Exercise details: Retype the entries. Match them exactly.

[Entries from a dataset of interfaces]
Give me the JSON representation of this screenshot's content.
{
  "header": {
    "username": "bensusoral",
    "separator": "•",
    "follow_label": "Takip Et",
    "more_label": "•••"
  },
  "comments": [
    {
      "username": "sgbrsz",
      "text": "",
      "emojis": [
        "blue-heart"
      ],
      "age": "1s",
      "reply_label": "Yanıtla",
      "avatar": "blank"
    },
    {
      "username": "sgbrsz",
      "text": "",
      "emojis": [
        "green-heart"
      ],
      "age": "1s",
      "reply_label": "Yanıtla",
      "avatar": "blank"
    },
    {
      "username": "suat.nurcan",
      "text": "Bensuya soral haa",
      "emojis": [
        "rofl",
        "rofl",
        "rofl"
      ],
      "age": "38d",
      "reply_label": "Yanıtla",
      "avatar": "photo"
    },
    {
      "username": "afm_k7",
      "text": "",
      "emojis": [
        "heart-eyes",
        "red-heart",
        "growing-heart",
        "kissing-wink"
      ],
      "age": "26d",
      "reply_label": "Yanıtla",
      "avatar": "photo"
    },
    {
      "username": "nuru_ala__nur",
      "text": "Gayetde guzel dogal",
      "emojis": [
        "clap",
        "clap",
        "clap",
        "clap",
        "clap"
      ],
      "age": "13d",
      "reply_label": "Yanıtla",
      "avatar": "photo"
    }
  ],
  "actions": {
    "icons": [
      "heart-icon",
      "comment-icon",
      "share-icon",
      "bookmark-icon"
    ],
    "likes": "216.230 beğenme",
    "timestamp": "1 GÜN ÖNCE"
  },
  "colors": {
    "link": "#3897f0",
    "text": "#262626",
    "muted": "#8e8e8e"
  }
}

Solution below:
Give me the JSON representation of this screenshot's content.
{
  "header": {
    "username": "bensusoral",
    "separator": "•",
    "follow_label": "Takip Et",
    "more_label": "•••"
  },
  "comments": [
    {
      "username": "sgbrsz",
      "text": "",
      "emojis": [
        "blue-heart"
      ],
      "age": "1s",
      "reply_label": "Yanıtla",
      "avatar": "blank"
    },
    {
      "username": "sgbrsz",
      "text": "",
      "emojis": [
        "green-heart"
      ],
      "age": "1s",
      "reply_label": "Yanıtla",
      "avatar": "blank"
    },
    {
      "username": "suat.nurcan",
      "text": "Bensuya soral haa",
      "emojis": [
        "rofl",
        "rofl",
        "rofl"
      ],
      "age": "38d",
      "reply_label": "Yanıtla",
      "avatar": "photo"
    },
    {
      "username": "afm_k7",
      "text": "",
      "emojis": [
        "heart-eyes",
        "red-heart",
        "growing-heart",
        "kissing-wink"
      ],
      "age": "26d",
      "reply_label": "Yanıtla",
      "avatar": "photo"
    },
    {
      "username": "nuru_ala__nur",
      "text": "Gayetde guzel dogal",
      "emojis": [
        "clap",
        "clap",
        "clap",
        "clap",
        "clap"
      ],
      "age": "13d",
      "reply_label": "Yanıtla",
      "avatar": "photo"
    }
  ],
  "actions": {
    "icons": [
      "heart-icon",
      "comment-icon",
      "share-icon",
      "bookmark-icon"
    ],
    "likes": "216.230 beğenme",
    "timestamp": "1 GÜN ÖNCE"
  },
  "colors": {
    "link": "#3897f0",
    "text": "#262626",
    "muted": "#8e8e8e"
  }
}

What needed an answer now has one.